▶ [Exercise aim]
Below are the records; pull every line that includes "Open".

▶ [Record set]

= = = =

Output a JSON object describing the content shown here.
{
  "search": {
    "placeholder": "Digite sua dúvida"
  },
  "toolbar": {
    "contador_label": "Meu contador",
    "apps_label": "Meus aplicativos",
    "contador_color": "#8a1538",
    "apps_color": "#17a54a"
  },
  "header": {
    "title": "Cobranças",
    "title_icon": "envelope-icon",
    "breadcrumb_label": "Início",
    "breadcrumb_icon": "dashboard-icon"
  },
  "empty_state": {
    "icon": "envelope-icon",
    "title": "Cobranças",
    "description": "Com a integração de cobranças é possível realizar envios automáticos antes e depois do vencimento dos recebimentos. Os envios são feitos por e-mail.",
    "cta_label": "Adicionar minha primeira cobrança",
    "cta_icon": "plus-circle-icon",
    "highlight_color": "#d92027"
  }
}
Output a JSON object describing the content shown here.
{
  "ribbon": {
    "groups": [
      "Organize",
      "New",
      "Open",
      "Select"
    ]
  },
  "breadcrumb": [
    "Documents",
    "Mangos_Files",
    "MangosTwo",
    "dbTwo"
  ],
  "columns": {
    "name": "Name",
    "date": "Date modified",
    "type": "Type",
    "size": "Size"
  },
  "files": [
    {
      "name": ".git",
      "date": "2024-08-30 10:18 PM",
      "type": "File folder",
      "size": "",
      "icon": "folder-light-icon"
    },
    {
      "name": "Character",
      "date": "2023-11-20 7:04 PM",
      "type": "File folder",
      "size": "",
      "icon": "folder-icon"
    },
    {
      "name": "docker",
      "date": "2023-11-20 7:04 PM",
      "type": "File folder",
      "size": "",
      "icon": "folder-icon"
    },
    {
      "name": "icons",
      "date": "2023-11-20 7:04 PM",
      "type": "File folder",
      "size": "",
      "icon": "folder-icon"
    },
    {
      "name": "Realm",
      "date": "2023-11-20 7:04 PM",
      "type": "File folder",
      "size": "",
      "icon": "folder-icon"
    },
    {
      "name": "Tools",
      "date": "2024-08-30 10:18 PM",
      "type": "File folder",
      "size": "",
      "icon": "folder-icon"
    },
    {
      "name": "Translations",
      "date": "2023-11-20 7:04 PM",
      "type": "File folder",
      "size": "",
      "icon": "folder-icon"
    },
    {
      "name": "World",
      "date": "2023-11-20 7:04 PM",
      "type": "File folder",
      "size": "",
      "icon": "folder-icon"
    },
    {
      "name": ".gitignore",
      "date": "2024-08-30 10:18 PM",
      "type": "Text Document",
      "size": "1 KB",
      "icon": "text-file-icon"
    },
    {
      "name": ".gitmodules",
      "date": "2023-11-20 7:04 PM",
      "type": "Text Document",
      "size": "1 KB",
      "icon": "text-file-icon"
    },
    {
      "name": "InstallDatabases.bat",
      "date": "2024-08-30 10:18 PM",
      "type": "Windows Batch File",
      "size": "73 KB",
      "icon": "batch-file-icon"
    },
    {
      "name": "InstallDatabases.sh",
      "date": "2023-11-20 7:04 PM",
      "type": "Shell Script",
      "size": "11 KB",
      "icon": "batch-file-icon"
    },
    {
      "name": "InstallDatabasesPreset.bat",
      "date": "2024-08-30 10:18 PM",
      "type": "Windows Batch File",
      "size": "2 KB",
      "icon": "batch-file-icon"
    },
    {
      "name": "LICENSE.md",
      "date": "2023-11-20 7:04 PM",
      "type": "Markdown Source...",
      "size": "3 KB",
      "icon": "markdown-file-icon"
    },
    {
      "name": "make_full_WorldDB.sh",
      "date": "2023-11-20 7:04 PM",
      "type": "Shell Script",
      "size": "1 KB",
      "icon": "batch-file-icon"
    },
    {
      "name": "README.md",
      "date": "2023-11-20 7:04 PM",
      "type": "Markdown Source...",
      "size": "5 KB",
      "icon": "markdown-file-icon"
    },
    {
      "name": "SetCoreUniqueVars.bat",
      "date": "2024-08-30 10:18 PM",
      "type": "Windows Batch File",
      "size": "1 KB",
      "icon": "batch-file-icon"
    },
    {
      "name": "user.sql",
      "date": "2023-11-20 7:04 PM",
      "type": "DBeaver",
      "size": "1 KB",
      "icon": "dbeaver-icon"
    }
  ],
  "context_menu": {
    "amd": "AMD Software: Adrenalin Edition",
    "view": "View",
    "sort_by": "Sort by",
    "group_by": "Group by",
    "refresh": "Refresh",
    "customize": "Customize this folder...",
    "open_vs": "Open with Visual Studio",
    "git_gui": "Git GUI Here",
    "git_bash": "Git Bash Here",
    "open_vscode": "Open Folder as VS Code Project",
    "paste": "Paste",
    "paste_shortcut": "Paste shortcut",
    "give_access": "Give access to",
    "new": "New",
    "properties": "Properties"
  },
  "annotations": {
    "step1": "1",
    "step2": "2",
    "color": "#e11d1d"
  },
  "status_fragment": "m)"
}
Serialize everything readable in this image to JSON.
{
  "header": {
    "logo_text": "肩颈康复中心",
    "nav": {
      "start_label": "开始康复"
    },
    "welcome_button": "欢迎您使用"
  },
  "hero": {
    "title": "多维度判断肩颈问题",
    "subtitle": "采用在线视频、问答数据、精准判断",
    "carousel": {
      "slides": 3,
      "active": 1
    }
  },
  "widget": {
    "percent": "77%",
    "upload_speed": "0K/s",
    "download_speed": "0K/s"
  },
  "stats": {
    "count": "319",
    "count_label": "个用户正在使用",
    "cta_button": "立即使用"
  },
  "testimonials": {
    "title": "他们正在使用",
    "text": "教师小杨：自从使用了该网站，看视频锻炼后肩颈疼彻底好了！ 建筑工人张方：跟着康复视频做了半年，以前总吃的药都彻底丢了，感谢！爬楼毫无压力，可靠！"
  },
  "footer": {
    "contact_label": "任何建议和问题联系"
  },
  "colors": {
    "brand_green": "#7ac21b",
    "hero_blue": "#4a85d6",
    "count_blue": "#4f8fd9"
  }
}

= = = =

▶ [Task response]
      "Open",
    "open_vs": "Open with Visual Studio",
    "open_vscode": "Open Folder as VS Code Project",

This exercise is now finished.